Asylum seeker assaulted
Representational image of a prison cell. RICHARD BOUHET/AFP/Getty Images

Murders and rapists who have been serving life sentences in the UK may soon be banned from getting married under new legislation proposed by Justice Secretary Dominic Raab.

Raab has proposed a Victims' Bill, which stipulates that criminals serving life terms should be banned from ever getting married. In a letter addressed to his colleagues, Raab expressed concerns about the developments that have taken place since serial killer Levi Bellfield's plans to get married became public.

"I consider there is a very real risk that marriage in such cases would undermine public and victims' confidence in the Criminal Justice System," Raab wrote in the letter accessed by The Sun.

"Even where there is no risk of direct physical harm there is a significant risk of coercive or controlling behaviour. I have seen how Bellfield seeking to marry has caused distress and trauma to his victims," he added.

Bellfield applied to marry in prison last May. He wishes to marry a regular female visitor at HMP Frankfield in Durham. The development sparked outrage across the UK, forcing authorities to take some action to address such cases.

Article 12 of the European Convention on Human Rights gives killers like Bellfield the right to apply for consideration so that he can be allowed to marry the person he wants to if permitted. The article has delayed the passing of the Victims' Bill. The Conservative government has attracted a lot of criticism from Labour MPs for failing to get the bill passed.

"Labour has been calling for a Victims Bill for over eight years, but the Conservatives have dragged their feet and done nothing. In which time, we have had seven Justice Secretaries," said Labour's Shadow Justice Secretary Steve Reed.

According to a report in The Independent, around 60 prisoners applied to get married last year. Bellfield himself is serving two whole-life sentences.

According to different sources, he has between five and 11 children, and was already serving life for the hammer murders of Marsha McDonnell and Amelie Delagrange when he was convicted of the murder of Milly Dowler.

Milly was abducted while walking home from school in Walton-on-Thames, Surrey, in March 2002. Her skeleton was found in a wood in Yateley Heath, Hampshire - 25 miles from her house - nearly six months later.

Bellfield was given a whole-life prison sentence in June 2011 for the murder of the teenager. He confessed when an investigation was launched into whether he had an accomplice after he bragged to a fellow prisoner about his crime.

He gave the police a graphic account of how he repeatedly raped, tortured, and murdered Milly. He revealed he kidnapped her in broad daylight outside her house and took her to his flat near Walton station where he assaulted her. He then drove her to his mother's house, where he raped and tortured her for several hours before strangling her to death.

Since being imprisoned, Bellfield has converted to Islam and now calls himself Yusuf Rahim.

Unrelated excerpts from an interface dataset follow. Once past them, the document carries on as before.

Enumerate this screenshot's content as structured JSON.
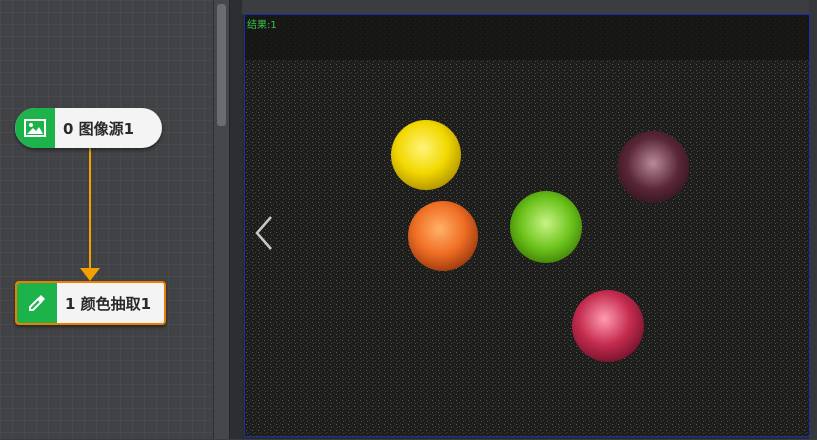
{
  "canvas": {
    "nodes": [
      {
        "label": "0 图像源1",
        "icon": "image-icon"
      },
      {
        "label": "1 颜色抽取1",
        "icon": "eyedropper-icon"
      }
    ]
  },
  "viewer": {
    "result_label": "结果:1"
  },
  "colors": {
    "node_green": "#1db34b",
    "connector": "#f2a100",
    "selected_border": "#ef7d00",
    "result_text": "#38c34a",
    "frame_border": "#1a2ea8"
  }
}
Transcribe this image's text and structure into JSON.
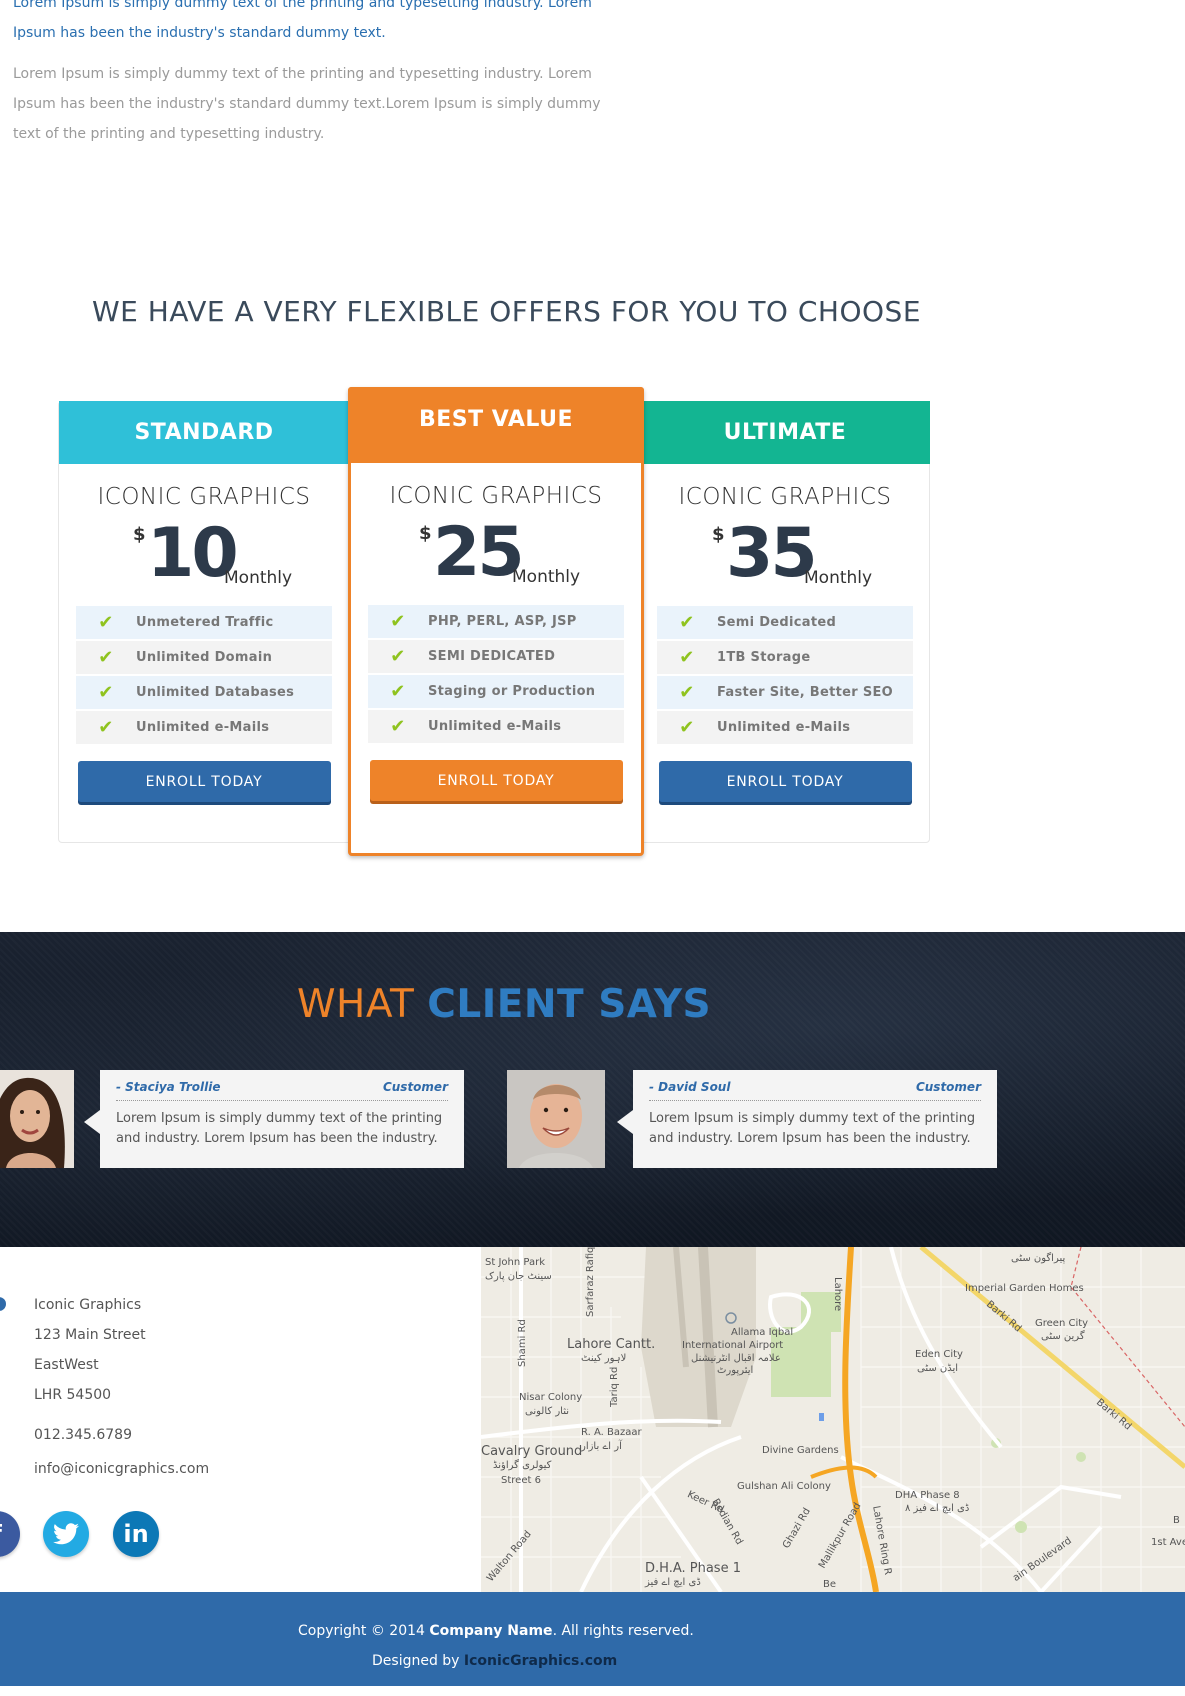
{
  "intro": {
    "highlight": "Lorem Ipsum is simply dummy text of the printing and typesetting industry. Lorem Ipsum has been the industry's standard dummy text.",
    "body": "Lorem Ipsum is simply dummy text of the printing and typesetting industry. Lorem Ipsum has been the industry's standard dummy text.Lorem Ipsum is simply dummy text of the printing and typesetting industry."
  },
  "pricing": {
    "heading": "WE HAVE A VERY FLEXIBLE OFFERS FOR YOU TO CHOOSE",
    "plans": [
      {
        "tier": "STANDARD",
        "name": "ICONIC GRAPHICS",
        "currency": "$",
        "amount": "10",
        "period": "Monthly",
        "features": [
          "Unmetered Traffic",
          "Unlimited Domain",
          "Unlimited Databases",
          "Unlimited e-Mails"
        ],
        "cta": "ENROLL TODAY",
        "color": "#2fc0d8"
      },
      {
        "tier": "BEST VALUE",
        "name": "ICONIC GRAPHICS",
        "currency": "$",
        "amount": "25",
        "period": "Monthly",
        "features": [
          "PHP, PERL, ASP, JSP",
          "SEMI DEDICATED",
          "Staging or Production",
          "Unlimited e-Mails"
        ],
        "cta": "ENROLL TODAY",
        "color": "#ee8329"
      },
      {
        "tier": "ULTIMATE",
        "name": "ICONIC GRAPHICS",
        "currency": "$",
        "amount": "35",
        "period": "Monthly",
        "features": [
          "Semi Dedicated",
          "1TB Storage",
          "Faster Site, Better SEO",
          "Unlimited e-Mails"
        ],
        "cta": "ENROLL TODAY",
        "color": "#13b592"
      }
    ]
  },
  "clients": {
    "title_part1": "WHAT ",
    "title_part2": "CLIENT SAYS",
    "testimonials": [
      {
        "name": "- Staciya Trollie",
        "role": "Customer",
        "text": "Lorem Ipsum is simply dummy text of the printing and industry. Lorem Ipsum has been the industry."
      },
      {
        "name": "- David Soul",
        "role": "Customer",
        "text": "Lorem Ipsum is simply dummy text of the printing and industry. Lorem Ipsum has been the industry."
      }
    ]
  },
  "contact": {
    "company": "Iconic Graphics",
    "street": "123 Main Street",
    "area": "EastWest",
    "postal": "LHR 54500",
    "phone": "012.345.6789",
    "email": "info@iconicgraphics.com",
    "social": [
      "f",
      "twitter-bird",
      "in"
    ]
  },
  "map": {
    "labels": {
      "st_john_park": "St John Park",
      "st_john_park_ur": "سینٹ جان پارک",
      "sarfaraz": "Sarfaraz Rafiqui",
      "shami_rd": "Shami Rd",
      "lahore_cantt": "Lahore Cantt.",
      "lahore_cantt_ur": "لاہور کینٹ",
      "airport": "Allama Iqbal",
      "airport2": "International Airport",
      "airport_ur": "علامہ اقبال انٹرنیشنل",
      "airport_ur2": "ایئرپورٹ",
      "nisar_colony": "Nisar Colony",
      "nisar_colony_ur": "نثار کالونی",
      "tariq_rd": "Tariq Rd",
      "ra_bazaar": "R. A. Bazaar",
      "ra_bazaar_ur": "آر اے بازار",
      "cavalry_ground": "Cavalry Ground",
      "cavalry_ground_ur": "کیولری گراؤنڈ",
      "street6": "Street 6",
      "lahore_top": "Lahore",
      "divine_gardens": "Divine Gardens",
      "gulshan": "Gulshan Ali Colony",
      "keer_rd": "Keer Rd",
      "bedian_rd": "Bedian Rd",
      "ghazi_rd": "Ghazi Rd",
      "mallikpur": "Mallikpur Road",
      "lahore_ring": "Lahore Ring R",
      "dha_phase1": "D.H.A. Phase 1",
      "dha_phase1_ur": "ڈی ایچ اے فیز",
      "dha_phase8": "DHA Phase 8",
      "dha_phase8_ur": "ڈی ایچ اے فیز ۸",
      "eden_city": "Eden City",
      "eden_city_ur": "ایڈن سٹی",
      "imperial": "Imperial Garden Homes",
      "green_city": "Green City",
      "green_city_ur": "گرین سٹی",
      "barki_rd": "Barki Rd",
      "barki_rd2": "Barki Rd",
      "paragon_ur": "پیراگون سٹی",
      "walton": "Walton Road",
      "ain_blvd": "ain Boulevard",
      "first_ave": "1st Ave",
      "b_label": "B",
      "be_label": "Be"
    },
    "colors": {
      "land": "#efece4",
      "road": "#ffffff",
      "highway": "#f5a623",
      "green": "#cfe3b3",
      "airport": "#ddd8cc"
    }
  },
  "footer": {
    "copyright_prefix": "Copyright © 2014 ",
    "company": "Company Name",
    "copyright_suffix": ". All rights reserved.",
    "designed_prefix": "Designed by ",
    "designer": "IconicGraphics.com"
  },
  "colors": {
    "primary_blue": "#2f6aa9",
    "orange": "#ee8329",
    "teal": "#13b592",
    "cyan": "#2fc0d8",
    "check_green": "#8fc31f"
  }
}
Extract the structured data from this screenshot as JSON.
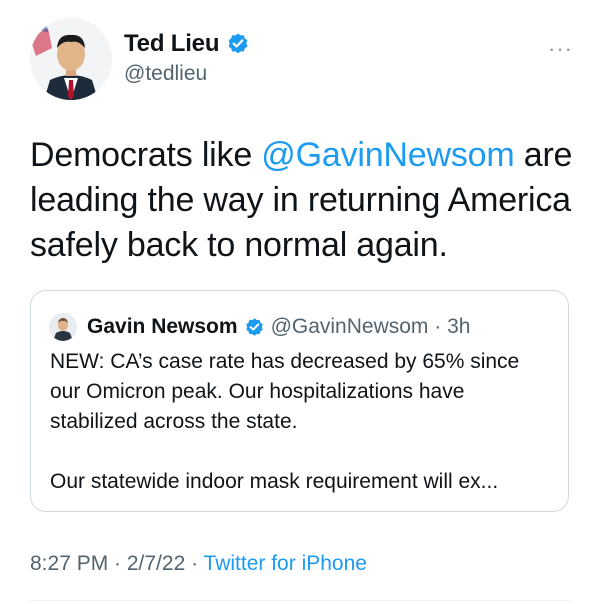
{
  "author": {
    "display_name": "Ted Lieu",
    "handle": "@tedlieu",
    "verified_icon": "verified-badge-icon",
    "accent": "#1d9bf0"
  },
  "tweet": {
    "text_before": "Democrats like ",
    "mention": "@GavinNewsom",
    "text_after": " are leading the way in returning America safely back to normal again."
  },
  "quoted_tweet": {
    "display_name": "Gavin Newsom",
    "handle_time": "@GavinNewsom · 3h",
    "paragraph1": "NEW: CA’s case rate has decreased by 65% since our Omicron peak. Our hospitalizations have stabilized across the state.",
    "paragraph2": "Our statewide indoor mask requirement will ex..."
  },
  "footer": {
    "timestamp": "8:27 PM · 2/7/22 · ",
    "source": "Twitter for iPhone"
  },
  "more_label": "···"
}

He has "confessed" to a number of other unsolved murders, but police have not found any evidence to support the claims.

Bellfield is one of around 65 prisoners in the UK serving whole-life prison terms. These include Sutcliffe, Moors Murderer Ian Brady, Rose West, and Jo Cox's killer, Thomas Mair. However, Bellfield is not the only high-profile criminal who wishes to marry even as he serves a life sentence.

One of the most high-profile prison weddings in the UK was that of Charles Bronson and television actress Paula Williamson in 2017. The couple tied the knot at HMP Wakefield.

Bronson was famously portrayed by British actor Tom Hardy in a 2008 film about his life that proved a cult classic and a star-making turn for the future Mad Max and Dark Knight Rises star.